_Try it_
Return every line from the records below that has the word "icon".

_Material for the task_
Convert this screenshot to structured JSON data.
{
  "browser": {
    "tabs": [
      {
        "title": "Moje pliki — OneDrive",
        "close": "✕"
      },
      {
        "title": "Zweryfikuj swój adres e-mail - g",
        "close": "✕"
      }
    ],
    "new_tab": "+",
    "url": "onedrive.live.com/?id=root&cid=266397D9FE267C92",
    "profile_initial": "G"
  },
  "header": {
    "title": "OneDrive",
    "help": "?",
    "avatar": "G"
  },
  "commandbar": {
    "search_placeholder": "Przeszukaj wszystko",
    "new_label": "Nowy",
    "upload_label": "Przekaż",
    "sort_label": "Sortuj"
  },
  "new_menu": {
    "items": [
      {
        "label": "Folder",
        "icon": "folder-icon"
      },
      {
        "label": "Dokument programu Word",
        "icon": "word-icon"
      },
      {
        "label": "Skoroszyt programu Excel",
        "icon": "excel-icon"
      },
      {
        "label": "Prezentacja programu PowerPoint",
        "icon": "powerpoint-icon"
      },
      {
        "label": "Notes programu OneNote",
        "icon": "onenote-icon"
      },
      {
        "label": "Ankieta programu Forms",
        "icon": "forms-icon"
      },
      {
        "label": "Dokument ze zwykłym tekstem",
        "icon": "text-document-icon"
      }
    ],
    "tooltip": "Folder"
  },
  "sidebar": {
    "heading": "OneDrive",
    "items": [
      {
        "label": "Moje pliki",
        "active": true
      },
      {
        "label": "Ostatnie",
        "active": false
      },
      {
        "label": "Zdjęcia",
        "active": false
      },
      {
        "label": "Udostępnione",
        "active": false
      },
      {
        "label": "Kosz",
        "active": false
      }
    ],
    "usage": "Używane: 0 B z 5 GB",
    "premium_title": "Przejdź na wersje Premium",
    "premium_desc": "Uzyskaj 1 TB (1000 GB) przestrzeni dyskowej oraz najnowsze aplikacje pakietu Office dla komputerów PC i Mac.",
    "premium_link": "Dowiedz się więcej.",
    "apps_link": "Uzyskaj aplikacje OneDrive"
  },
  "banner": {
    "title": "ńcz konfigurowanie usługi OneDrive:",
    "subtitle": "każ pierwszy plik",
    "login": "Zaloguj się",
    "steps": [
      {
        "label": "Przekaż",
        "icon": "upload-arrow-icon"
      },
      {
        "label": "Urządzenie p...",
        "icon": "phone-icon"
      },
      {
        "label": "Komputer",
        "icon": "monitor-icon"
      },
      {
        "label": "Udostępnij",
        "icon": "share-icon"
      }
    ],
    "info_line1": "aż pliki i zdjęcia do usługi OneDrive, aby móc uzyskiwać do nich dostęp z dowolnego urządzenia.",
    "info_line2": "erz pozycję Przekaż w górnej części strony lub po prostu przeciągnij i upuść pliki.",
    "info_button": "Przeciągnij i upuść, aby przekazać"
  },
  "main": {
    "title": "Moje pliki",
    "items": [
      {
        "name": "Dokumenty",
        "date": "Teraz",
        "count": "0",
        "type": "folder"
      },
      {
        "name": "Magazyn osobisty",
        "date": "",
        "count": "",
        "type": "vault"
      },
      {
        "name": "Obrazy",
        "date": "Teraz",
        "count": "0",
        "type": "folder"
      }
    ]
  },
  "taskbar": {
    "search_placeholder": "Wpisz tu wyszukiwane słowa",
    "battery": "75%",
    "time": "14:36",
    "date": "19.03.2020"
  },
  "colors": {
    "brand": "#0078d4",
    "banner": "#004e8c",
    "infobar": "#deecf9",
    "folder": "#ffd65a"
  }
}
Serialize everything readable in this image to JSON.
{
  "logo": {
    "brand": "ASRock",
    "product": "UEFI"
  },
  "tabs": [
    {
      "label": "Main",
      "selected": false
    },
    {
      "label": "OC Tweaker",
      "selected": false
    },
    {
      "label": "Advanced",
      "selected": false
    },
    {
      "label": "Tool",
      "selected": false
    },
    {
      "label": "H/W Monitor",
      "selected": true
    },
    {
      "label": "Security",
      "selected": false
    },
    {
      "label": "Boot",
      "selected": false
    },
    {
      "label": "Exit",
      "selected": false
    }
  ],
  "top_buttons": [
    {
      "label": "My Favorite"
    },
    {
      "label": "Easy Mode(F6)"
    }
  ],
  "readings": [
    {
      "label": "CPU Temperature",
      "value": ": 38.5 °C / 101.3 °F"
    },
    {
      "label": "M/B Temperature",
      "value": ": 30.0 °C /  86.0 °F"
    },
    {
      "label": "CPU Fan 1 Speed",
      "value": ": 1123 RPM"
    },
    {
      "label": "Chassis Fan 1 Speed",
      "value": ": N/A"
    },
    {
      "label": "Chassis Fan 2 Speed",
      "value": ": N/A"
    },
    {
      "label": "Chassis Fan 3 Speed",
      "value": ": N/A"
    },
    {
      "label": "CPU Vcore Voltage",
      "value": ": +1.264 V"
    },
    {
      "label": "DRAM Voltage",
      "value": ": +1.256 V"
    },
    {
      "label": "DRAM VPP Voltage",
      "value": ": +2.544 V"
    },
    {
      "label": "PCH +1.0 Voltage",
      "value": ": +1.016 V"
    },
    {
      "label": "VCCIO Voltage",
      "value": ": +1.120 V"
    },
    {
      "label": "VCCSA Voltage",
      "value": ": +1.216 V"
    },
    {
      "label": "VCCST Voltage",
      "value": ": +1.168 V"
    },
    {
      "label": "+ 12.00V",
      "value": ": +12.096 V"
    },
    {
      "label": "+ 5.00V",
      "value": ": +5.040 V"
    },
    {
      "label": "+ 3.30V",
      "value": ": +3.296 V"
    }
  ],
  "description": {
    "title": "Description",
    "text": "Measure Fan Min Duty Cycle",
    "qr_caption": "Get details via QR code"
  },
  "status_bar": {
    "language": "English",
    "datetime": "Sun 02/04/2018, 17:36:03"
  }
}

_Solution_
        "icon": "folder-icon"
        "icon": "word-icon"
        "icon": "excel-icon"
        "icon": "powerpoint-icon"
        "icon": "onenote-icon"
        "icon": "forms-icon"
        "icon": "text-document-icon"
        "icon": "upload-arrow-icon"
        "icon": "phone-icon"
        "icon": "monitor-icon"
        "icon": "share-icon"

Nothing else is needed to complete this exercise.